• REQUIREMENT: Write out the records that follow with every word intact.
(INFORMATION SUPPLIED begins)
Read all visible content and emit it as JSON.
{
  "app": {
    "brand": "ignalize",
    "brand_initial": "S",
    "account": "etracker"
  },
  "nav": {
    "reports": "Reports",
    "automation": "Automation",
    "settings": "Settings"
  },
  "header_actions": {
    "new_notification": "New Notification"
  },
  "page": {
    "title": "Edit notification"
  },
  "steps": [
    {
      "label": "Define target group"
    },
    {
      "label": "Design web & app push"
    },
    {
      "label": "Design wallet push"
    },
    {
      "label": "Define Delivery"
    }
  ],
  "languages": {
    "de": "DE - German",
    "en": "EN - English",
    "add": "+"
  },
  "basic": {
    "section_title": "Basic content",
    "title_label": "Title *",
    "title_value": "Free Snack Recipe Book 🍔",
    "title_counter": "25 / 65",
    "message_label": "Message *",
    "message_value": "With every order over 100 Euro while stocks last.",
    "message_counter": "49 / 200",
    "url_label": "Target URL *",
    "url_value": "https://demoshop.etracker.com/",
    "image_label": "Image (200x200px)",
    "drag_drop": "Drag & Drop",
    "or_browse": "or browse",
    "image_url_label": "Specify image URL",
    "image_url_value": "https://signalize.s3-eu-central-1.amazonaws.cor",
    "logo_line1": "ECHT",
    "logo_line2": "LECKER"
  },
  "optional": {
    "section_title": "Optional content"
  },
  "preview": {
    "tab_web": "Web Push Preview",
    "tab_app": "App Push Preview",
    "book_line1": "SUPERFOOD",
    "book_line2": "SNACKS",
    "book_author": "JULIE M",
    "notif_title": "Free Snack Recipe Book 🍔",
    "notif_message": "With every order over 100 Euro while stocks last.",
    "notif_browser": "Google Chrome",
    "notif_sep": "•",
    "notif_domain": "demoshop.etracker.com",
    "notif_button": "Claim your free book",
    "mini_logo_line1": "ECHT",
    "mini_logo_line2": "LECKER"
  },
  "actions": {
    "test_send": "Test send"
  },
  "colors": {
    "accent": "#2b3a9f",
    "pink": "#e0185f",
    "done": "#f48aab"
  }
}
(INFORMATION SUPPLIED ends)
• SOLUTION TO THIS PROBLEM:
Read all visible content and emit it as JSON.
{
  "app": {
    "brand": "ignalize",
    "brand_initial": "S",
    "account": "etracker"
  },
  "nav": {
    "reports": "Reports",
    "automation": "Automation",
    "settings": "Settings"
  },
  "header_actions": {
    "new_notification": "New Notification"
  },
  "page": {
    "title": "Edit notification"
  },
  "steps": [
    {
      "label": "Define target group"
    },
    {
      "label": "Design web & app push"
    },
    {
      "label": "Design wallet push"
    },
    {
      "label": "Define Delivery"
    }
  ],
  "languages": {
    "de": "DE - German",
    "en": "EN - English",
    "add": "+"
  },
  "basic": {
    "section_title": "Basic content",
    "title_label": "Title *",
    "title_value": "Free Snack Recipe Book 🍔",
    "title_counter": "25 / 65",
    "message_label": "Message *",
    "message_value": "With every order over 100 Euro while stocks last.",
    "message_counter": "49 / 200",
    "url_label": "Target URL *",
    "url_value": "https://demoshop.etracker.com/",
    "image_label": "Image (200x200px)",
    "drag_drop": "Drag & Drop",
    "or_browse": "or browse",
    "image_url_label": "Specify image URL",
    "image_url_value": "https://signalize.s3-eu-central-1.amazonaws.cor",
    "logo_line1": "ECHT",
    "logo_line2": "LECKER"
  },
  "optional": {
    "section_title": "Optional content"
  },
  "preview": {
    "tab_web": "Web Push Preview",
    "tab_app": "App Push Preview",
    "book_line1": "SUPERFOOD",
    "book_line2": "SNACKS",
    "book_author": "JULIE M",
    "notif_title": "Free Snack Recipe Book 🍔",
    "notif_message": "With every order over 100 Euro while stocks last.",
    "notif_browser": "Google Chrome",
    "notif_sep": "•",
    "notif_domain": "demoshop.etracker.com",
    "notif_button": "Claim your free book",
    "mini_logo_line1": "ECHT",
    "mini_logo_line2": "LECKER"
  },
  "actions": {
    "test_send": "Test send"
  },
  "colors": {
    "accent": "#2b3a9f",
    "pink": "#e0185f",
    "done": "#f48aab"
  }
}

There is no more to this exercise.